A federal judge ruled yesterday that the Reagan administration has flouted its obligation to help desegregate the Chicago public school system, and he ordered the government to find at least $14.6 million to fund the city's integration plan.

U.S. District Court Judge Milton Shadur wrote that since Jan. 21, 1981, its first full day in office, the administration and its Department of Education have made "a continuous effort to strip away all means by which they could fulfill" the terms of a 1980 consent decree worked out between the Chicago Board of Education and the Department of Justice.

That agreement, signed under Shadur's supervision in the last days of the Carter administration, called for both sides to "make every good faith effort to find and provide every available form of financial resources for the desegregation plan."

The $14.6 million represents the minimum federal expenditure Shadur will require for the 1983-84 school year. School board attorneys will go back to court Aug. 10 to seek unspecified tens of millions of dollars more for that period.

The Chicago plan does not include mandatory busing. It combines magnet schools, voluntary transfers and the redrawing of some school district lines to help even the racial mix in the city's more than 500 public schools.

Shadur's ruling gives the government until Aug. 8 to say where it will get the money for its share of the desegregation costs. Until then, Shadur has extended a temporary June 8 order forbidding the government to spend or commit tens of millions of dollars in certain federal education funds.

"It's an unprecedented victory," Schools Superintendent Ruth B. Love said after the ruling, "but it's one we would have preferred not to have taken. We want to be in a cooperative mode with the federal government, not adversarial."

The legal dispute stems from the Reagan administration's decision to combine desegregation aid and 28 other education programs into block grants given to states to spend at their discretion. Attorneys for the school board argued successfully that the block grants tended to be diverted from desegregation spending.
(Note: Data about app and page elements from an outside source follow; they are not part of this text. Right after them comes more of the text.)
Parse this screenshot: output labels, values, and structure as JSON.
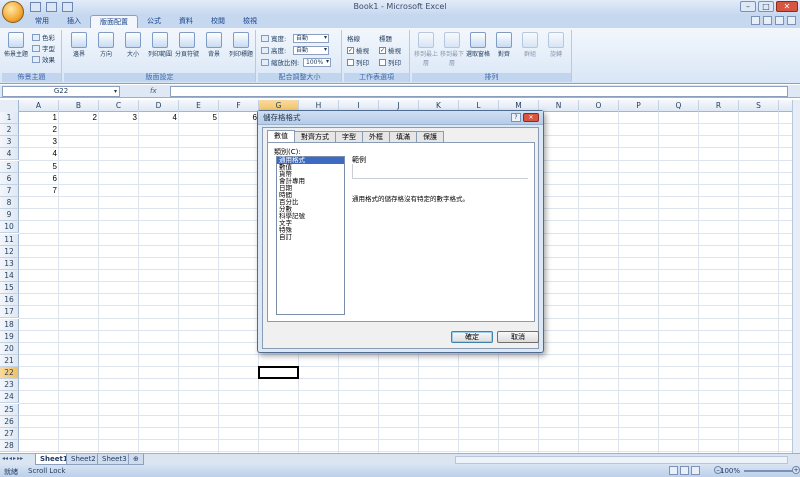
{
  "window": {
    "title": "Book1 - Microsoft Excel"
  },
  "ribbon_tabs": [
    "常用",
    "插入",
    "版面配置",
    "公式",
    "資料",
    "校閱",
    "檢視"
  ],
  "active_tab_index": 2,
  "ribbon": {
    "theme_group": {
      "label": "佈景主題",
      "theme_button": "佈景主題",
      "colors": "色彩",
      "fonts": "字型",
      "effects": "效果"
    },
    "page_setup_group": {
      "label": "版面設定",
      "buttons": [
        "邊界",
        "方向",
        "大小",
        "列印範圍",
        "分頁符號",
        "背景",
        "列印標題"
      ]
    },
    "scale_group": {
      "label": "配合調整大小",
      "width_label": "寬度:",
      "width_value": "自動",
      "height_label": "高度:",
      "height_value": "自動",
      "scale_label": "縮放比例:",
      "scale_value": "100%"
    },
    "sheet_options_group": {
      "label": "工作表選項",
      "gridlines": "格線",
      "headings": "標題",
      "view": "檢視",
      "print": "列印"
    },
    "arrange_group": {
      "label": "排列",
      "buttons": [
        "移到最上層",
        "移到最下層",
        "選取窗格",
        "對齊",
        "群組",
        "旋轉"
      ]
    }
  },
  "formula_bar": {
    "name_box": "G22",
    "fx": "fx",
    "value": ""
  },
  "columns": [
    "A",
    "B",
    "C",
    "D",
    "E",
    "F",
    "G",
    "H",
    "I",
    "J",
    "K",
    "L",
    "M",
    "N",
    "O",
    "P",
    "Q",
    "R",
    "S"
  ],
  "selected_column": "G",
  "rows": [
    "1",
    "2",
    "3",
    "4",
    "5",
    "6",
    "7",
    "8",
    "9",
    "10",
    "11",
    "12",
    "13",
    "14",
    "15",
    "16",
    "17",
    "18",
    "19",
    "20",
    "21",
    "22",
    "23",
    "24",
    "25",
    "26",
    "27",
    "28"
  ],
  "selected_row": "22",
  "cells": {
    "A1": "1",
    "B1": "2",
    "C1": "3",
    "D1": "4",
    "E1": "5",
    "F1": "6",
    "A2": "2",
    "A3": "3",
    "A4": "4",
    "A5": "5",
    "A6": "6",
    "A7": "7"
  },
  "sheet_tabs": [
    "Sheet1",
    "Sheet2",
    "Sheet3"
  ],
  "active_sheet": "Sheet1",
  "status": {
    "ready": "就緒",
    "scroll_lock": "Scroll Lock",
    "zoom": "100%"
  },
  "dialog": {
    "title": "儲存格格式",
    "tabs": [
      "數值",
      "對齊方式",
      "字型",
      "外框",
      "填滿",
      "保護"
    ],
    "active_tab": "數值",
    "category_label": "類別(C):",
    "categories": [
      "通用格式",
      "數值",
      "貨幣",
      "會計專用",
      "日期",
      "時間",
      "百分比",
      "分數",
      "科學記號",
      "文字",
      "特殊",
      "自訂"
    ],
    "selected_category": "通用格式",
    "sample_label": "範例",
    "description": "通用格式的儲存格沒有特定的數字格式。",
    "ok": "確定",
    "cancel": "取消"
  }
}
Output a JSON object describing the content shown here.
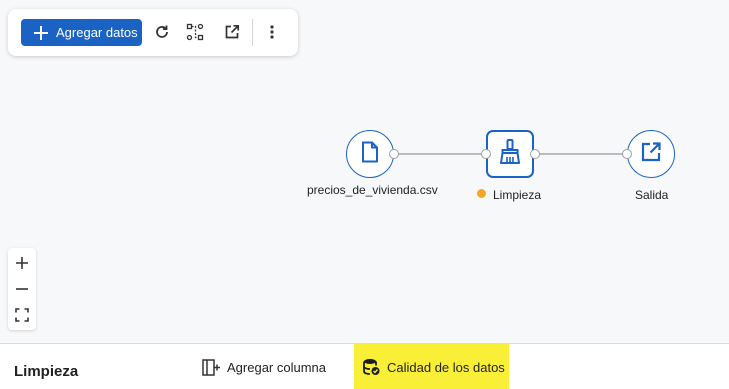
{
  "toolbar": {
    "add_data_label": "Agregar datos",
    "icons": [
      "plus-icon",
      "refresh-icon",
      "flow-layout-icon",
      "open-external-icon",
      "more-vertical-icon"
    ]
  },
  "flow": {
    "nodes": [
      {
        "label": "precios_de_vivienda.csv",
        "icon": "file-icon"
      },
      {
        "label": "Limpieza",
        "icon": "broom-icon",
        "status": "pending"
      },
      {
        "label": "Salida",
        "icon": "open-external-icon"
      }
    ]
  },
  "zoom": {
    "icons": [
      "zoom-in-icon",
      "zoom-out-icon",
      "fit-view-icon"
    ]
  },
  "bottom_panel": {
    "title": "Limpieza",
    "add_column_label": "Agregar columna",
    "data_quality_label": "Calidad de los datos"
  },
  "colors": {
    "accent": "#1a63c4",
    "status_pending": "#f5a623",
    "highlight": "#f9ef37"
  }
}
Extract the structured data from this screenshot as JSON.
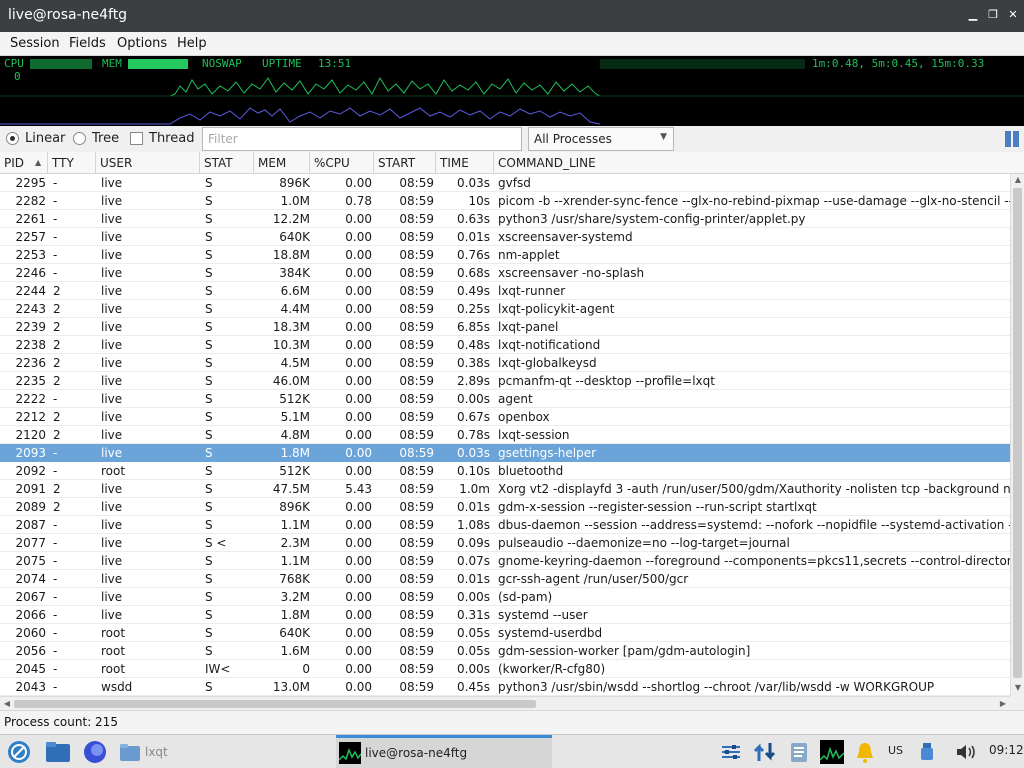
{
  "window": {
    "title": "live@rosa-ne4ftg"
  },
  "menu": [
    "Session",
    "Fields",
    "Options",
    "Help"
  ],
  "graph": {
    "cpu_label": "CPU",
    "cpu_value": "0",
    "mem_label": "MEM",
    "noswap_label": "NOSWAP",
    "uptime_label": "UPTIME",
    "uptime_value": "13:51",
    "load": "1m:0.48, 5m:0.45, 15m:0.33"
  },
  "toolbar": {
    "linear": "Linear",
    "tree": "Tree",
    "thread": "Thread",
    "filter_placeholder": "Filter",
    "filter_value": "",
    "process_filter": "All Processes"
  },
  "columns": [
    "PID",
    "TTY",
    "USER",
    "STAT",
    "MEM",
    "%CPU",
    "START",
    "TIME",
    "COMMAND_LINE"
  ],
  "processes": [
    {
      "pid": "2295",
      "tty": "-",
      "user": "live",
      "stat": "S",
      "mem": "896K",
      "cpu": "0.00",
      "start": "08:59",
      "time": "0.03s",
      "cmd": "gvfsd"
    },
    {
      "pid": "2282",
      "tty": "-",
      "user": "live",
      "stat": "S",
      "mem": "1.0M",
      "cpu": "0.78",
      "start": "08:59",
      "time": "10s",
      "cmd": "picom -b --xrender-sync-fence --glx-no-rebind-pixmap --use-damage --glx-no-stencil --us"
    },
    {
      "pid": "2261",
      "tty": "-",
      "user": "live",
      "stat": "S",
      "mem": "12.2M",
      "cpu": "0.00",
      "start": "08:59",
      "time": "0.63s",
      "cmd": "python3 /usr/share/system-config-printer/applet.py"
    },
    {
      "pid": "2257",
      "tty": "-",
      "user": "live",
      "stat": "S",
      "mem": "640K",
      "cpu": "0.00",
      "start": "08:59",
      "time": "0.01s",
      "cmd": "xscreensaver-systemd"
    },
    {
      "pid": "2253",
      "tty": "-",
      "user": "live",
      "stat": "S",
      "mem": "18.8M",
      "cpu": "0.00",
      "start": "08:59",
      "time": "0.76s",
      "cmd": "nm-applet"
    },
    {
      "pid": "2246",
      "tty": "-",
      "user": "live",
      "stat": "S",
      "mem": "384K",
      "cpu": "0.00",
      "start": "08:59",
      "time": "0.68s",
      "cmd": "xscreensaver -no-splash"
    },
    {
      "pid": "2244",
      "tty": "2",
      "user": "live",
      "stat": "S",
      "mem": "6.6M",
      "cpu": "0.00",
      "start": "08:59",
      "time": "0.49s",
      "cmd": "lxqt-runner"
    },
    {
      "pid": "2243",
      "tty": "2",
      "user": "live",
      "stat": "S",
      "mem": "4.4M",
      "cpu": "0.00",
      "start": "08:59",
      "time": "0.25s",
      "cmd": "lxqt-policykit-agent"
    },
    {
      "pid": "2239",
      "tty": "2",
      "user": "live",
      "stat": "S",
      "mem": "18.3M",
      "cpu": "0.00",
      "start": "08:59",
      "time": "6.85s",
      "cmd": "lxqt-panel"
    },
    {
      "pid": "2238",
      "tty": "2",
      "user": "live",
      "stat": "S",
      "mem": "10.3M",
      "cpu": "0.00",
      "start": "08:59",
      "time": "0.48s",
      "cmd": "lxqt-notificationd"
    },
    {
      "pid": "2236",
      "tty": "2",
      "user": "live",
      "stat": "S",
      "mem": "4.5M",
      "cpu": "0.00",
      "start": "08:59",
      "time": "0.38s",
      "cmd": "lxqt-globalkeysd"
    },
    {
      "pid": "2235",
      "tty": "2",
      "user": "live",
      "stat": "S",
      "mem": "46.0M",
      "cpu": "0.00",
      "start": "08:59",
      "time": "2.89s",
      "cmd": "pcmanfm-qt --desktop --profile=lxqt"
    },
    {
      "pid": "2222",
      "tty": "-",
      "user": "live",
      "stat": "S",
      "mem": "512K",
      "cpu": "0.00",
      "start": "08:59",
      "time": "0.00s",
      "cmd": "agent"
    },
    {
      "pid": "2212",
      "tty": "2",
      "user": "live",
      "stat": "S",
      "mem": "5.1M",
      "cpu": "0.00",
      "start": "08:59",
      "time": "0.67s",
      "cmd": "openbox"
    },
    {
      "pid": "2120",
      "tty": "2",
      "user": "live",
      "stat": "S",
      "mem": "4.8M",
      "cpu": "0.00",
      "start": "08:59",
      "time": "0.78s",
      "cmd": "lxqt-session"
    },
    {
      "pid": "2093",
      "tty": "-",
      "user": "live",
      "stat": "S",
      "mem": "1.8M",
      "cpu": "0.00",
      "start": "08:59",
      "time": "0.03s",
      "cmd": "gsettings-helper"
    },
    {
      "pid": "2092",
      "tty": "-",
      "user": "root",
      "stat": "S",
      "mem": "512K",
      "cpu": "0.00",
      "start": "08:59",
      "time": "0.10s",
      "cmd": "bluetoothd"
    },
    {
      "pid": "2091",
      "tty": "2",
      "user": "live",
      "stat": "S",
      "mem": "47.5M",
      "cpu": "5.43",
      "start": "08:59",
      "time": "1.0m",
      "cmd": "Xorg vt2 -displayfd 3 -auth /run/user/500/gdm/Xauthority -nolisten tcp -background non"
    },
    {
      "pid": "2089",
      "tty": "2",
      "user": "live",
      "stat": "S",
      "mem": "896K",
      "cpu": "0.00",
      "start": "08:59",
      "time": "0.01s",
      "cmd": "gdm-x-session --register-session --run-script startlxqt"
    },
    {
      "pid": "2087",
      "tty": "-",
      "user": "live",
      "stat": "S",
      "mem": "1.1M",
      "cpu": "0.00",
      "start": "08:59",
      "time": "1.08s",
      "cmd": "dbus-daemon --session --address=systemd: --nofork --nopidfile --systemd-activation --sy"
    },
    {
      "pid": "2077",
      "tty": "-",
      "user": "live",
      "stat": "S <",
      "mem": "2.3M",
      "cpu": "0.00",
      "start": "08:59",
      "time": "0.09s",
      "cmd": "pulseaudio --daemonize=no --log-target=journal"
    },
    {
      "pid": "2075",
      "tty": "-",
      "user": "live",
      "stat": "S",
      "mem": "1.1M",
      "cpu": "0.00",
      "start": "08:59",
      "time": "0.07s",
      "cmd": "gnome-keyring-daemon --foreground --components=pkcs11,secrets --control-directory=/"
    },
    {
      "pid": "2074",
      "tty": "-",
      "user": "live",
      "stat": "S",
      "mem": "768K",
      "cpu": "0.00",
      "start": "08:59",
      "time": "0.01s",
      "cmd": "gcr-ssh-agent /run/user/500/gcr"
    },
    {
      "pid": "2067",
      "tty": "-",
      "user": "live",
      "stat": "S",
      "mem": "3.2M",
      "cpu": "0.00",
      "start": "08:59",
      "time": "0.00s",
      "cmd": "(sd-pam)"
    },
    {
      "pid": "2066",
      "tty": "-",
      "user": "live",
      "stat": "S",
      "mem": "1.8M",
      "cpu": "0.00",
      "start": "08:59",
      "time": "0.31s",
      "cmd": "systemd --user"
    },
    {
      "pid": "2060",
      "tty": "-",
      "user": "root",
      "stat": "S",
      "mem": "640K",
      "cpu": "0.00",
      "start": "08:59",
      "time": "0.05s",
      "cmd": "systemd-userdbd"
    },
    {
      "pid": "2056",
      "tty": "-",
      "user": "root",
      "stat": "S",
      "mem": "1.6M",
      "cpu": "0.00",
      "start": "08:59",
      "time": "0.05s",
      "cmd": "gdm-session-worker [pam/gdm-autologin]"
    },
    {
      "pid": "2045",
      "tty": "-",
      "user": "root",
      "stat": "IW<",
      "mem": "0",
      "cpu": "0.00",
      "start": "08:59",
      "time": "0.00s",
      "cmd": "(kworker/R-cfg80)"
    },
    {
      "pid": "2043",
      "tty": "-",
      "user": "wsdd",
      "stat": "S",
      "mem": "13.0M",
      "cpu": "0.00",
      "start": "08:59",
      "time": "0.45s",
      "cmd": "python3 /usr/sbin/wsdd --shortlog --chroot /var/lib/wsdd -w WORKGROUP"
    }
  ],
  "selected_pid": "2093",
  "status": {
    "process_count": "Process count: 215"
  },
  "taskbar": {
    "folder_label": "lxqt",
    "active_task": "live@rosa-ne4ftg",
    "keyboard": "US",
    "clock": "09:12"
  },
  "colors": {
    "selection": "#6aa4d9",
    "graph_cpu": "#1fbf5a",
    "graph_mem": "#5a5ae0",
    "titlebar": "#3c3f42"
  }
}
Because Shadur's ruling turned on the government's acceptance of the 1980 consent decree, which is unlike any other in the nation, the case was not expected to lead to widespread attacks on the block-grant system.

The government was considered virtually certain to appeal the decision.